(WORK TASK):
A bare count is the expected answer, namely the number of lines in the records that have the word "data".

##########

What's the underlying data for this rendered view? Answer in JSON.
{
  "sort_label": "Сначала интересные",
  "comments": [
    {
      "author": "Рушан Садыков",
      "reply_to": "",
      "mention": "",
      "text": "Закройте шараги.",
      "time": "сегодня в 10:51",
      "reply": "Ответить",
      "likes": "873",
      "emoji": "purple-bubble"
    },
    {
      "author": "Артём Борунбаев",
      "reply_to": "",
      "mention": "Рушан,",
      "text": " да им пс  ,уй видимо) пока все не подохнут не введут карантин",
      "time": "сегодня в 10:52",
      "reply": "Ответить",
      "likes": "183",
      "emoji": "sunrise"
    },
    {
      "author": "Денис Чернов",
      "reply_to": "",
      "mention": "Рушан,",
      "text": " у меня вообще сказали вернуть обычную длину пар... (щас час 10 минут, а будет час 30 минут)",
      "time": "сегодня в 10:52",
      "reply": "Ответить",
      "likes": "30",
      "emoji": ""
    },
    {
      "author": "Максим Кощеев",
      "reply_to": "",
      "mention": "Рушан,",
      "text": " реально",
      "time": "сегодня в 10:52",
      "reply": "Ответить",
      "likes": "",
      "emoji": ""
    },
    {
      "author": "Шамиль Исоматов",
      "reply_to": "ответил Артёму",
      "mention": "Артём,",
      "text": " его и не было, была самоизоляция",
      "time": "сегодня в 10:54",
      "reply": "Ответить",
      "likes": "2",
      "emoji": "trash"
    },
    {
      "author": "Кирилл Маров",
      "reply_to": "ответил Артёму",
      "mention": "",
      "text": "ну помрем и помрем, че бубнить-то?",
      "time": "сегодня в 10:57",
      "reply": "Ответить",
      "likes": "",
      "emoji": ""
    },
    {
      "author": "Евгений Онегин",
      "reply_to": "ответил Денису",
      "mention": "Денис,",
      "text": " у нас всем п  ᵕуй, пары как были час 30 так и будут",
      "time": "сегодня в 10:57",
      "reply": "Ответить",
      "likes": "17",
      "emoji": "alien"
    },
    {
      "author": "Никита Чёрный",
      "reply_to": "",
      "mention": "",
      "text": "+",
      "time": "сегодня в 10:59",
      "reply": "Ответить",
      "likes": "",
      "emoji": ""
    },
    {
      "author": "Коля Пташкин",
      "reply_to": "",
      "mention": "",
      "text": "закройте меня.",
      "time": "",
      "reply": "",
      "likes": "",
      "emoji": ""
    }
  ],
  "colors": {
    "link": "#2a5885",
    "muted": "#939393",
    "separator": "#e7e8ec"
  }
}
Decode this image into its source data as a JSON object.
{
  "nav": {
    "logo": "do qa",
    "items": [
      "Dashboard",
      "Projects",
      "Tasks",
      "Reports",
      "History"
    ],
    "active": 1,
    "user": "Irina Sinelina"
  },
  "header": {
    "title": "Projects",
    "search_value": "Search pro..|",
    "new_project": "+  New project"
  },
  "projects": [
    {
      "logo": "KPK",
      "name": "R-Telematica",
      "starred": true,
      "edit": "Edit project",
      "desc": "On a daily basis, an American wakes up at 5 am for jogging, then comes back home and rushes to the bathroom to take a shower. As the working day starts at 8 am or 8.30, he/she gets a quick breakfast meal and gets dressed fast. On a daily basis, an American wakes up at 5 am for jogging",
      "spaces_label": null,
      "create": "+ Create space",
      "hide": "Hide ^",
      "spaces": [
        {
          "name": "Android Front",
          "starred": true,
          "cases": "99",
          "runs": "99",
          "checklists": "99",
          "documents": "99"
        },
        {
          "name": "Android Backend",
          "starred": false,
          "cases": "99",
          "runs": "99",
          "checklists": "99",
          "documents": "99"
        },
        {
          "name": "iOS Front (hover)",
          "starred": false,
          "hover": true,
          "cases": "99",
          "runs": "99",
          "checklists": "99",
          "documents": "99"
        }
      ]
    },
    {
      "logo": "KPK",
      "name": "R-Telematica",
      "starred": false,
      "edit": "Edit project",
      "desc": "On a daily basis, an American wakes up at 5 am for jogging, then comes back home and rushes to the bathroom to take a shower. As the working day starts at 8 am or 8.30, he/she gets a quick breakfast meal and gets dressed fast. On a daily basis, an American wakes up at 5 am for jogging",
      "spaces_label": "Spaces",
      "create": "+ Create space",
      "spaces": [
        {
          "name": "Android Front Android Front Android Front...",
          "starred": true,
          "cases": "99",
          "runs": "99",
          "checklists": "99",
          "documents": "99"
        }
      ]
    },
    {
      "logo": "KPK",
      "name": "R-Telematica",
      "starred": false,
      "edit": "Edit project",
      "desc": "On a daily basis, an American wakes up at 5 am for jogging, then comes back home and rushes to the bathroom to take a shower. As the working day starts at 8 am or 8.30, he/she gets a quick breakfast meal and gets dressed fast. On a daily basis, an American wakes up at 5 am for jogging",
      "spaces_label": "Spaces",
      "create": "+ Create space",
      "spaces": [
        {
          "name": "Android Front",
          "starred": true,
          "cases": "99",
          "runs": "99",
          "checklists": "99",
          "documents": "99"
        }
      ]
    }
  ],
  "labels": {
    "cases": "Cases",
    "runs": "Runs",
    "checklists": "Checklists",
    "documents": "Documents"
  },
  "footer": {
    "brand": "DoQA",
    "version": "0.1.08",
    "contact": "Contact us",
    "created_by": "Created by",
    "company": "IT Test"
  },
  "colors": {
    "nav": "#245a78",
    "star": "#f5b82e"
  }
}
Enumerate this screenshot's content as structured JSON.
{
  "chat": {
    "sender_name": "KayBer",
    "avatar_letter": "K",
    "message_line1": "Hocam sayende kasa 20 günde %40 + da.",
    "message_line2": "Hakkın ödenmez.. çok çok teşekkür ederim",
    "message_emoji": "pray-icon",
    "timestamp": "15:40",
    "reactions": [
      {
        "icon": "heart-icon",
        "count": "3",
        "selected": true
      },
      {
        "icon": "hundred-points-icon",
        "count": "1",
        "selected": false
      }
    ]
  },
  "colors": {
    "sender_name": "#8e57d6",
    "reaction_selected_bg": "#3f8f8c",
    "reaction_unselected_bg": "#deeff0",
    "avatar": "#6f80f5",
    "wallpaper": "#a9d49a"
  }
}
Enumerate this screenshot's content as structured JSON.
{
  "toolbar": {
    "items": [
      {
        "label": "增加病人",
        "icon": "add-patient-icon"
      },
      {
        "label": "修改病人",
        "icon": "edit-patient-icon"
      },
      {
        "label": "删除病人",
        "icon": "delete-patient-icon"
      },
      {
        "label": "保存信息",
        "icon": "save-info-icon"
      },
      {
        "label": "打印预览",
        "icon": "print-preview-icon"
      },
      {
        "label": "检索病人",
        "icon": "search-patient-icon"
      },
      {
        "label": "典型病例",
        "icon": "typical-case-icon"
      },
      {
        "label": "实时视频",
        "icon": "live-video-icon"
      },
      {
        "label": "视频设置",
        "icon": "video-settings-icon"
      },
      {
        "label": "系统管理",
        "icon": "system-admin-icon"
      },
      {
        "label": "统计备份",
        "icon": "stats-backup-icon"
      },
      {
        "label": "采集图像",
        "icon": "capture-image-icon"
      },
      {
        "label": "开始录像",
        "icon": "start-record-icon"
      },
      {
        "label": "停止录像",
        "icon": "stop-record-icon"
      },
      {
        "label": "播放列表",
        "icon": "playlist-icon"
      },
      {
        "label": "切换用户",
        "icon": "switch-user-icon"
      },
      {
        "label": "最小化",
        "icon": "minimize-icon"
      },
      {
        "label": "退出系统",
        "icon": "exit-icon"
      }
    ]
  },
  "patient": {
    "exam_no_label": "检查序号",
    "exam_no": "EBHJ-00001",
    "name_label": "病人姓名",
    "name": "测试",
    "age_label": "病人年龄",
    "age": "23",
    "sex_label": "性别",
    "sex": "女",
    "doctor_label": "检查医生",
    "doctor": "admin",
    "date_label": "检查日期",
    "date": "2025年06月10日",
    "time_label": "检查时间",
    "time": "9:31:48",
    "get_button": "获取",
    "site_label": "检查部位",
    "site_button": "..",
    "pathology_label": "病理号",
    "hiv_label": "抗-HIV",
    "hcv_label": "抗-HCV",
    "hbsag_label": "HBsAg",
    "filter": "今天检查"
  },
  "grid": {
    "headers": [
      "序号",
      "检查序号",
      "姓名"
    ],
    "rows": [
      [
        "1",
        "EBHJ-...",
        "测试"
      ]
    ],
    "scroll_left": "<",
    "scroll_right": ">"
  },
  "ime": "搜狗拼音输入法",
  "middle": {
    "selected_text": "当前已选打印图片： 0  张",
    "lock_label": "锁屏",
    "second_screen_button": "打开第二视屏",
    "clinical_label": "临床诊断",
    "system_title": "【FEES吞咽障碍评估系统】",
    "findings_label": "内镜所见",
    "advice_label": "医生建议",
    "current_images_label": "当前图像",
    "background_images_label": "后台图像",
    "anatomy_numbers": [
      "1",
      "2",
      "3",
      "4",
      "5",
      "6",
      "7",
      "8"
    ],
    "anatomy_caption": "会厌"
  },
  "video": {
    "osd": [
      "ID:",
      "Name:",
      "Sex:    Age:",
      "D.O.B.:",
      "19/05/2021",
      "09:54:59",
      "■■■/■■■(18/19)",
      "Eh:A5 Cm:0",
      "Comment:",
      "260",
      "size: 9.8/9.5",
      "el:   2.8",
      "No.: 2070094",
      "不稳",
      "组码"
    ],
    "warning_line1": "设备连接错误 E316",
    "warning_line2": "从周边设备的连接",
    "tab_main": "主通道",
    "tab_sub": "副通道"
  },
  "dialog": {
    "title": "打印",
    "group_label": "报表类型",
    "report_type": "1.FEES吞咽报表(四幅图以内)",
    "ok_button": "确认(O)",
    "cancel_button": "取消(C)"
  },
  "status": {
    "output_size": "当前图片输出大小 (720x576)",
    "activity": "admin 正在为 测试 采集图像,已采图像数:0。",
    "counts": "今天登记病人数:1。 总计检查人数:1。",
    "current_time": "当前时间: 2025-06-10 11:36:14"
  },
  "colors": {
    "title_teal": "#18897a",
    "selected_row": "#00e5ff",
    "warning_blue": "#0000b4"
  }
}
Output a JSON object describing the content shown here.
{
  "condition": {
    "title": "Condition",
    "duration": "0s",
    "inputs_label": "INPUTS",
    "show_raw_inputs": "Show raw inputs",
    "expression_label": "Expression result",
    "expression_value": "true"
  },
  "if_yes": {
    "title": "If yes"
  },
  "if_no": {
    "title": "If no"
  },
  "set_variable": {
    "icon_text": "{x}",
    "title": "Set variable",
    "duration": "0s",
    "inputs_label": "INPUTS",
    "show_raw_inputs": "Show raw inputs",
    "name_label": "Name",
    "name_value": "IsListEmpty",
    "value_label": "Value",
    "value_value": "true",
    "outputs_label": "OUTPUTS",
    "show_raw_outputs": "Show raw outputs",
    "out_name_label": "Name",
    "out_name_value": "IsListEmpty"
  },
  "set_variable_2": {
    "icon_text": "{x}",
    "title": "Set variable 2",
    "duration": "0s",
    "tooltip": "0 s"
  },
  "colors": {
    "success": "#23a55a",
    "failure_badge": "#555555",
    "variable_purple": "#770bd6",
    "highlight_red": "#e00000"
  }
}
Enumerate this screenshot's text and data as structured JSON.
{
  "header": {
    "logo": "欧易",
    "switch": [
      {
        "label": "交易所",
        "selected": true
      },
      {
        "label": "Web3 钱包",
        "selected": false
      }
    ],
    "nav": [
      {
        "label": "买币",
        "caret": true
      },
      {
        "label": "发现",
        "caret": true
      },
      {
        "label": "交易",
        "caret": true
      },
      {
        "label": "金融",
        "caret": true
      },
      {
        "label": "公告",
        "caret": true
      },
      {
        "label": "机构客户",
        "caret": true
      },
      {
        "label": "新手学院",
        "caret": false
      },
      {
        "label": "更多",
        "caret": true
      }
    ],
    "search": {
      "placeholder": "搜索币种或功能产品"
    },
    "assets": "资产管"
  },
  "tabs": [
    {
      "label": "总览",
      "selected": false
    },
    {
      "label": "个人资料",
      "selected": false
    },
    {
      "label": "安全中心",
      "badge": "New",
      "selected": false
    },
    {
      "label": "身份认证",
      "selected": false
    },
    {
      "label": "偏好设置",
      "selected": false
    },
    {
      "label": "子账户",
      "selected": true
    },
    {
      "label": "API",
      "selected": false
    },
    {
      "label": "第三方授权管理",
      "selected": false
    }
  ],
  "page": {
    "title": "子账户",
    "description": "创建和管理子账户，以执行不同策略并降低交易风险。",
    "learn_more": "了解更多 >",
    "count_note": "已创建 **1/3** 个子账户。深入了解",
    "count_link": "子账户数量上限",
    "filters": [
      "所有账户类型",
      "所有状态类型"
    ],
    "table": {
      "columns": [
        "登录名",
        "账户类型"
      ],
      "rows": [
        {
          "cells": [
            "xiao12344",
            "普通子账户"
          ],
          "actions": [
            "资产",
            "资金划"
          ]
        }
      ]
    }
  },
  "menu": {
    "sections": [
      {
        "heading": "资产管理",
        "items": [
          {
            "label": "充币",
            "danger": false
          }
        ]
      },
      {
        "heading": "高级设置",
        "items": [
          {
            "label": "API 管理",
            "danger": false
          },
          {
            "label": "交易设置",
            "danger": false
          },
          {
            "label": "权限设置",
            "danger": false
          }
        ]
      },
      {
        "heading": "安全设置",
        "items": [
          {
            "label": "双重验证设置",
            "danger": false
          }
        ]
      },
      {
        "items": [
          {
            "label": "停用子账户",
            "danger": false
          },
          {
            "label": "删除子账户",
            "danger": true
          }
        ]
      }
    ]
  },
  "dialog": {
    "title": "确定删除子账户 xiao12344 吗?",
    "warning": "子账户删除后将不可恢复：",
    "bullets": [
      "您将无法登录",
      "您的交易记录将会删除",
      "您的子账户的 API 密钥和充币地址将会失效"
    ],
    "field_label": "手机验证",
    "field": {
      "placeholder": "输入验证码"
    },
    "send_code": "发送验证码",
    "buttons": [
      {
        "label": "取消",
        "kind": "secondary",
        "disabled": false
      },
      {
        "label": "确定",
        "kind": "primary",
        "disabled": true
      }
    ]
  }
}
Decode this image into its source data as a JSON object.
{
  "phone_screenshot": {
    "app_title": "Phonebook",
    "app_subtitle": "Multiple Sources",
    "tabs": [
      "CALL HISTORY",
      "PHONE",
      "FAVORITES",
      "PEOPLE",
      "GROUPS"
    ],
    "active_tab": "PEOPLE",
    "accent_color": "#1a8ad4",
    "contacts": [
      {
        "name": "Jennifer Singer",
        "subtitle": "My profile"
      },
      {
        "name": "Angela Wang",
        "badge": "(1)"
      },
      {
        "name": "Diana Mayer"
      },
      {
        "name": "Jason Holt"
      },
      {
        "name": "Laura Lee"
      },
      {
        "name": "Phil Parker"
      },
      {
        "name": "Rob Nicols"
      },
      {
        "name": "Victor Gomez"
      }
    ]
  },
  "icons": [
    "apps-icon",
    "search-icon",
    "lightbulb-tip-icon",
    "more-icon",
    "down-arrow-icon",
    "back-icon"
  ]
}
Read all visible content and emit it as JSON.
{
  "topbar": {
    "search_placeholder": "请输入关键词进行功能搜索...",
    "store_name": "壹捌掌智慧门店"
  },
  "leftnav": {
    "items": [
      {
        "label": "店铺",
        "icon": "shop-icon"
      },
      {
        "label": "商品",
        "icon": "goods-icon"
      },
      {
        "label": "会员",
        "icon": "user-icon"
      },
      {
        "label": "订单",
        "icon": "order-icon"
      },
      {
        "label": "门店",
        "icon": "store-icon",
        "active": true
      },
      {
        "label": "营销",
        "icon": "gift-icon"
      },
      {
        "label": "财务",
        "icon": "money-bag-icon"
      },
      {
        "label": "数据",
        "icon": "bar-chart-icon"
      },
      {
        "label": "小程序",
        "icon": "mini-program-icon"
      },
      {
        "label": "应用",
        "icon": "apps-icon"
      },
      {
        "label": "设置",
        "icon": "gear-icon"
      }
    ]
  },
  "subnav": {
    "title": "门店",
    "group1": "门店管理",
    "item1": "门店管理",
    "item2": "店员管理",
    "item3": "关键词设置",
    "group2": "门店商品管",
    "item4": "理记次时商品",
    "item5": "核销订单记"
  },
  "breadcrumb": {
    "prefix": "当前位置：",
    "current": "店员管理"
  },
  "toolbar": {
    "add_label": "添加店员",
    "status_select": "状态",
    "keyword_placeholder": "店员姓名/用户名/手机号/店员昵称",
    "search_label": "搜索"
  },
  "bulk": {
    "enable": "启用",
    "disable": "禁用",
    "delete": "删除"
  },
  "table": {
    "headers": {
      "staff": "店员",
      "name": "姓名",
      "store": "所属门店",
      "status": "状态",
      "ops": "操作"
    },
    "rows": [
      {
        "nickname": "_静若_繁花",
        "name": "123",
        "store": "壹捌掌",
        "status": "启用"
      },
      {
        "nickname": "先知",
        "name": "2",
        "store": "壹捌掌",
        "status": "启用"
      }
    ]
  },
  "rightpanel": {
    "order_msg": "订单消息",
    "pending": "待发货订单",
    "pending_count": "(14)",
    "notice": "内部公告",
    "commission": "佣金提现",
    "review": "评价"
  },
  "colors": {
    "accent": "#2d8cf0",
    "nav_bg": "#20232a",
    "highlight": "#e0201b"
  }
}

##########

(YOUR RESPONSE):
4